"I think the strength of Evonik Antwerp is that the company gives its people opportunities. People are allowed to evolve here until they end up in a job that they feel really good in. In all my years of working here, I have seen many good leaders who believe in the potential of their people."
Ward: "I can only confirm that in my short career here. During my internship it turned out that there was no position available for me at first. My manager then encouraged me to take a look at EMC to see if it could be something for me. I came straight from school, with only internship experience, and yet there were people willing to invest in me. Less experience also means that certain jobs are not for me yet. I don't experience those decisions as unjust, because I do get the opportunity to walk along and take a look. Everyone started from scratch and most people here have apparently not forgotten that. I find that very nice."
Fons: "Young guys like you bring different insights and techniques, and that is worth its weight in gold. As an experienced and seasoned employee, don't assume that you are infallible, because there is a lot of knowledge that you don't have. I don't have to know everything either, but I find out who I can ask, whether it's someone of 18 or 75. I keep saying it: talk to each other, also to that colleague who doesn't work in your department or to that young employee who just started."
Ward: "I notice that young people like me also communicate about safety differently or more than older employees. At school it's a fixed item that is given a lot of importance.
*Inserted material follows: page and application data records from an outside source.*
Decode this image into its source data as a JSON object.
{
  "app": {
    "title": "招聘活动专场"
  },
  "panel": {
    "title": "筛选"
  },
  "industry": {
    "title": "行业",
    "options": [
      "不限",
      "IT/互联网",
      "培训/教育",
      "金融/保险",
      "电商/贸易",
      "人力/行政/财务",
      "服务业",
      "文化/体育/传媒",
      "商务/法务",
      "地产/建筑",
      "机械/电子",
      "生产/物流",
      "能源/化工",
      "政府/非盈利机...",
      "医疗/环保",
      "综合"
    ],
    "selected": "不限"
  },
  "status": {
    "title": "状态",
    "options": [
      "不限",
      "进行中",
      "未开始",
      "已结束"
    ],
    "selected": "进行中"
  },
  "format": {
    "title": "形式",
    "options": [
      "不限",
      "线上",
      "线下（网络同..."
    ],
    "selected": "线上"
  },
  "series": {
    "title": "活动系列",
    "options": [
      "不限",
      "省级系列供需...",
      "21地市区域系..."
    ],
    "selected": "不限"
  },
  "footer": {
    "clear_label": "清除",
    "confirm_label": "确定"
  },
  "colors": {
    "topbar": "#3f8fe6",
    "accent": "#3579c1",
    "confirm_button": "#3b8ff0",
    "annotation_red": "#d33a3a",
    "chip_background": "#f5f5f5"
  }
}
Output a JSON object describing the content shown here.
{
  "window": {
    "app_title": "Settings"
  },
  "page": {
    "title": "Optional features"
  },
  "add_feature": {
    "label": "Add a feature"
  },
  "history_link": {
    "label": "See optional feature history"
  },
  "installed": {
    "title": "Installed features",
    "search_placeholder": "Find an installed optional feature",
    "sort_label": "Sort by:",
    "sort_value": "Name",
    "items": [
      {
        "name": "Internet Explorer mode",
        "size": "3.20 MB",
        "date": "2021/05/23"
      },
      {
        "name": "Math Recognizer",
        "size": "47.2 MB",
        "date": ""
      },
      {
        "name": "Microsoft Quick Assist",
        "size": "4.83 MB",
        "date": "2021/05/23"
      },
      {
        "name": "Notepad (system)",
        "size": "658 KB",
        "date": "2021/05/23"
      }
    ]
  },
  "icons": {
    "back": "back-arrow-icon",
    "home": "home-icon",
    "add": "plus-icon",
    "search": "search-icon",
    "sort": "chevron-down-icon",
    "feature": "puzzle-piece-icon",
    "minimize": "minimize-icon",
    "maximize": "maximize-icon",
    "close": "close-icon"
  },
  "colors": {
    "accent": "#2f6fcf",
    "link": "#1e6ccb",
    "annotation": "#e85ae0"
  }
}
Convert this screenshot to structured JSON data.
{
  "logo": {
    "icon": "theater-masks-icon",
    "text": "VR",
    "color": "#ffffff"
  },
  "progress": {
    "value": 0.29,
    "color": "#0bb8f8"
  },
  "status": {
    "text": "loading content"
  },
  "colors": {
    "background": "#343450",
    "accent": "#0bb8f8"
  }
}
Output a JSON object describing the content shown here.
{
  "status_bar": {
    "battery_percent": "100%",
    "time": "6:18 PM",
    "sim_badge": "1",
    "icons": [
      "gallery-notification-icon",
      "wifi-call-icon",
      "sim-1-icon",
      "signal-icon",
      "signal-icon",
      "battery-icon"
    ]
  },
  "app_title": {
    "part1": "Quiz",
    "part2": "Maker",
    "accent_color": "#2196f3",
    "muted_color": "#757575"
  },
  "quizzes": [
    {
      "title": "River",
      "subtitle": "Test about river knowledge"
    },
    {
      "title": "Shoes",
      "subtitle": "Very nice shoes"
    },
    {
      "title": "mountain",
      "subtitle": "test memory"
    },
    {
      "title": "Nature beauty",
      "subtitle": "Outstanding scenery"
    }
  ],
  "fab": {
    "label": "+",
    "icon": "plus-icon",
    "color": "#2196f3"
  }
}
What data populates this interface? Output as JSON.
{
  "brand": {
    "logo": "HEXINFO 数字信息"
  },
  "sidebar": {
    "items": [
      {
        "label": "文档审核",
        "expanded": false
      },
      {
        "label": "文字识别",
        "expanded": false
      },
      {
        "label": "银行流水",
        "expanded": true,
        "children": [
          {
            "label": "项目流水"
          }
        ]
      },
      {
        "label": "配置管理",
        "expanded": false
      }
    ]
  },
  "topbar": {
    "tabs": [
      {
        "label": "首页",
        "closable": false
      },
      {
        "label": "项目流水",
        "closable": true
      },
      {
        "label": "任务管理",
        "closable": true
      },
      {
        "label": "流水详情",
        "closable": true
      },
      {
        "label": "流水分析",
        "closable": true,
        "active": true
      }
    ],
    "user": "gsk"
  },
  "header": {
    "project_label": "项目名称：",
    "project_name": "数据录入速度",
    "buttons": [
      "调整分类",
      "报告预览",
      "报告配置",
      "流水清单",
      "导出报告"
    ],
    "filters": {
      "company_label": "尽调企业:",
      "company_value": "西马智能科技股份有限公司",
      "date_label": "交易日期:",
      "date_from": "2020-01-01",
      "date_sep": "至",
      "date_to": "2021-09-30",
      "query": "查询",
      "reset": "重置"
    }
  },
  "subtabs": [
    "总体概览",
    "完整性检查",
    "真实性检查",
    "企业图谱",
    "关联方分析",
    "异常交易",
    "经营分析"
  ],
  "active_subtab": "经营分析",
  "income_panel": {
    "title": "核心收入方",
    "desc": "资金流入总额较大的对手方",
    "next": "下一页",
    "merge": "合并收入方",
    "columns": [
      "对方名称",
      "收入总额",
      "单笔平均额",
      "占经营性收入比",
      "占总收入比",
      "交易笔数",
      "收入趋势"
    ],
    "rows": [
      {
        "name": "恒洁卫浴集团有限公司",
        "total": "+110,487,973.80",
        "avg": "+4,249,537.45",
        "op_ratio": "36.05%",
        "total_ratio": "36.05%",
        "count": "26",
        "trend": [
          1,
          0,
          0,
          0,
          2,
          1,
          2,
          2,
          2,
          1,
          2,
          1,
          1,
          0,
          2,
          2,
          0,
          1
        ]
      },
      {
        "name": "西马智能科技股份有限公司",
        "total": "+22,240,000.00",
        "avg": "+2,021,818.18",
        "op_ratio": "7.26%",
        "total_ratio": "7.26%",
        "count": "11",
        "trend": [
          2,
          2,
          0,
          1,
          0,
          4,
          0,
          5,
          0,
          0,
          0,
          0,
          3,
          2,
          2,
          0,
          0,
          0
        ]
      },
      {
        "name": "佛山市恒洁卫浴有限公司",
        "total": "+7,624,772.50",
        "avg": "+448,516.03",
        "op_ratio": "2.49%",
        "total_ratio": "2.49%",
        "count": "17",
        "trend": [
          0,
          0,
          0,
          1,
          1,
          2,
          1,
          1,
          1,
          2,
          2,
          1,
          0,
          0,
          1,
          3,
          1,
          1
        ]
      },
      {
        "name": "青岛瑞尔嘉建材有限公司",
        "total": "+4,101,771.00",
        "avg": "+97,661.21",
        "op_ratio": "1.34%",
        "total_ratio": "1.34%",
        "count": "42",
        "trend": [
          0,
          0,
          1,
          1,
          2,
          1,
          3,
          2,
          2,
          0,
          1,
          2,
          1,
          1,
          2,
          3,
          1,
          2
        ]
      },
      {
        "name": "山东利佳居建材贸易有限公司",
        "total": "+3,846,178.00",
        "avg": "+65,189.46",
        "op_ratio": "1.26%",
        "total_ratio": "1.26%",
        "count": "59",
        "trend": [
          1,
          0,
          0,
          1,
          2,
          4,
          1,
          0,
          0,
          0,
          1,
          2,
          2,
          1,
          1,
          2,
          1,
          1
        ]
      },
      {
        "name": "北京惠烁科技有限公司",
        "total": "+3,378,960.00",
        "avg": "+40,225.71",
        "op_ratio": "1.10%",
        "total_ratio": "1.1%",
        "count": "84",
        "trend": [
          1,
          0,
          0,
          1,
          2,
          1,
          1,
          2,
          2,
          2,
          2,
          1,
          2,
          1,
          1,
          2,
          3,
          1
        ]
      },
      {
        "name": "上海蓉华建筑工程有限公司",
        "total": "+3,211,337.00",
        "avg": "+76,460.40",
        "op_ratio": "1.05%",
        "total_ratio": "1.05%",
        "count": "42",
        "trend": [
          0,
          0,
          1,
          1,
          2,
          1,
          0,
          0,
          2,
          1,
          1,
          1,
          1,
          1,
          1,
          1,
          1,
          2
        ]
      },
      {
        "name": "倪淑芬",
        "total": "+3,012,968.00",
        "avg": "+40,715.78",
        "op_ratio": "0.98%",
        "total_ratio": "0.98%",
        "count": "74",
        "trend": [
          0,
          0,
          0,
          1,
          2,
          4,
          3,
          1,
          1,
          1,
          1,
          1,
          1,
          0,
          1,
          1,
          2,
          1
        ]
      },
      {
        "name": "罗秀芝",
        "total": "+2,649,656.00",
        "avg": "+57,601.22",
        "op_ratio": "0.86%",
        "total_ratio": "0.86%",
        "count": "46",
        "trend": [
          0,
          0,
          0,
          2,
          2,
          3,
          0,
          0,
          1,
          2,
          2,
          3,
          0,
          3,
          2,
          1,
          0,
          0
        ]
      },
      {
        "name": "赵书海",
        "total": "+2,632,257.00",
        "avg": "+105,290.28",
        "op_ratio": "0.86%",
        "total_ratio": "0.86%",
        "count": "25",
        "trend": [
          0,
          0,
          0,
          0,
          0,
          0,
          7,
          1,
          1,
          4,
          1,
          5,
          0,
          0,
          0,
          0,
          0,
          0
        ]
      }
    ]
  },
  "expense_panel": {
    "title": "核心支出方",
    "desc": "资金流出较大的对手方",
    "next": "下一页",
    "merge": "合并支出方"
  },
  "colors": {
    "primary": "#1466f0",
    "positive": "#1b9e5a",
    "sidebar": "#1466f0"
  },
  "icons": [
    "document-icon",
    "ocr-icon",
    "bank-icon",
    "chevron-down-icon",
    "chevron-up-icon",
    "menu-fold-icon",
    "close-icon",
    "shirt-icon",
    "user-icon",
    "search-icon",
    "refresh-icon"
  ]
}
As a newcomer, it's sometimes quite a challenge to suggest something or ask questions, when you're among colleagues with a lot of experience. You wonder if they won't think you're stupid or a know-it-all. In the meantime, I have learned to say or ask what I want, because I notice that it is much appreciated. I see the same insecurity in the new trainee and I hope that I can take it away from him now and again by encouraging him.”
Fons: "There are no stupid questions. You ask questions because you want to know something or because you have doubts about something. That is possible here, you can be sure of that. You will blossom out here.”
Ward: "I see that too. There is an open communication and an active exchange between colleagues. That makes learning and gaining experience here feel very safe.”
Fons: "If there is something going on, it has to be put on the table. That's easier than 40 years ago. You can now just walk in to a manager, even the CEO of the Antwerp site is very easy to talk to. Low-threshold and open communication is very important, as is a good mix of different talents. Add to those managers who have the necessary know-how - not necessarily the oldest employees, as often happened in the past - and who can manage people well, and you have a very good employer. Then everyone feels like they are making a contribution."
Fons: "I think that even more attention should be paid to the equality of men and women. It's time for the narrow-mindedness to disappear.”
Ward: "It should not be necessary to strive for diversity in numbers. Positive discrimination also means missing out on people with the right skills. The ideal scenario would be that we no longer need to talk about diversity and inclusion and that it is perfectly normal for everyone to have equal opportunities.”